In making comic strips, we also have an easy, fun way to engage in make-believe conversations that allow students to practice speaking, to work individually or collaboratively, as well as to practice creative writing.

A teacher also could put together a comic strip with characters and blank thought or talk balloons, print it out, and ask students to fill in the balloons with words and narration. Better yet, a student can choose his or her own characters and develop stories alone or with a partner. One teacher I know who was teaching prepositional phrases had her students use online comics to include sentences with such phrases. Having to write sentences for characters to speak provides an engaging way to practice sentence structure and learn grammar.

After a student completes her comic strip, she is encouraged to publish or print out copies to keep of her work. This validates her creative writing effort. The site also allows her to email a copy to a friend or relative.
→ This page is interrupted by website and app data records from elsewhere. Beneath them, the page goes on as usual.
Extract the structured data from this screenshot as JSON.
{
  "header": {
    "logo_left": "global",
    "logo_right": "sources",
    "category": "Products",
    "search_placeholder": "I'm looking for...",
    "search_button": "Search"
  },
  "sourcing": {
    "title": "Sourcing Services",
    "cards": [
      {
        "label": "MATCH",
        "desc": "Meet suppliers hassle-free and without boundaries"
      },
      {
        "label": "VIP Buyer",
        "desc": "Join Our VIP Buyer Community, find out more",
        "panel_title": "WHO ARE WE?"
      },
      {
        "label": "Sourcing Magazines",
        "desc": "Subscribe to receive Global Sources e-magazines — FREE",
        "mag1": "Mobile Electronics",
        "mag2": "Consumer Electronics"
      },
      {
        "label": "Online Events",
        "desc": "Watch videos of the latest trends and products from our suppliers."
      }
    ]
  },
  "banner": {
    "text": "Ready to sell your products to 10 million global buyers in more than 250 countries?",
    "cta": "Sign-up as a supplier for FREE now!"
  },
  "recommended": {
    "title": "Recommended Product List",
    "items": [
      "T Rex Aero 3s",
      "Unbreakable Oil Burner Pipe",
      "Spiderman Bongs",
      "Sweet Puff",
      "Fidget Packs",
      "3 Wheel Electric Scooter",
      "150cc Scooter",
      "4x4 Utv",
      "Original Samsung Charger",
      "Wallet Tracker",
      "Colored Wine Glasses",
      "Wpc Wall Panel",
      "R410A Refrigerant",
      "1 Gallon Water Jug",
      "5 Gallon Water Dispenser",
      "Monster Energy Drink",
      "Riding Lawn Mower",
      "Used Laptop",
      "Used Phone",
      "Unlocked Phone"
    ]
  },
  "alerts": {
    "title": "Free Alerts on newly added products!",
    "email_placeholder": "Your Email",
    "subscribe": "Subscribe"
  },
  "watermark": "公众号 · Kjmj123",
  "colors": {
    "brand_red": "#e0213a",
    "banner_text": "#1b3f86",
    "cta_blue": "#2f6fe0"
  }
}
The students love seeing the finished comic strips and can keep them in their portfolios to look at and enjoy their hard-earned effort to create something new. Students like showing their families and friends what they have created. The creation of the comics, thus, becomes an empowering experience for many students and reinforces the learning they have accomplished.

Creating Comics To Draw Families Closer

Parents and children in family literacy programs can also create stories together, print them to create comic books or email them to friends and family. Generating strips also becomes a tool to help parents and children work jointly and communicate effectively in creating something new. Others will find the site a resource to be creative, calm down and have fun – something that is needed as students struggle so mighty in class to master a new language.

I have been conducting workshops both for students who are learning English as a second language and with those who as struggling to be literate. Generally, in showing students how to use the site, I will create with them a group comic strip incorporating their ideas. This becomes a great class collaboration. We’ll choose a subject for example, such as going for a job interview, or making conversation with a friend, or going on a date, or deciding what we want to do this coming weekend or where we want to go on a vacation. Then we’ll create a story together, using one or two characters in each panel. The characters become surrogates for ourselves and can be used, too, to help students work out problems or situations that are troubling them in their lives, such as bullying.

I might then start a dialogue in one of the talk balloons, asking the students to choose a character and for suggestions for dialogue, and then I’ll ask for more dialogue for another character to speak. Then we’ll try to move the story along by moving to a second panel. Later, when students start their own comic strips, I encourage them to work with a partner to help each other along. Such collaboration gives students more confidence and ideas in creating a story, and in working together the students improve their language skills as they come up with words and ideas for the characters to say and execute.

I remember working with a group of Chinese and Hispanic students who were first learning English. For almost three hours at one session they worked collaboratively at the computer site for almost three hours until they had fully shaped and completed their comic story. Each student helped the other put the words together into sentences for the dialogue balloons. Just the experience of having to talk together and create make-believe dialogue for the characters enhances communication skills. There also are story prompts included on the site to give students ideas for themes, such as Travel to a Mysterious Place, A Day at School, Write a Love Story, Finding Your Courage, Making Wishes Come True, and A New Fairy Tale.

I have yet to see a frown or a tear shed in the language learning process of creating and working with digital comics.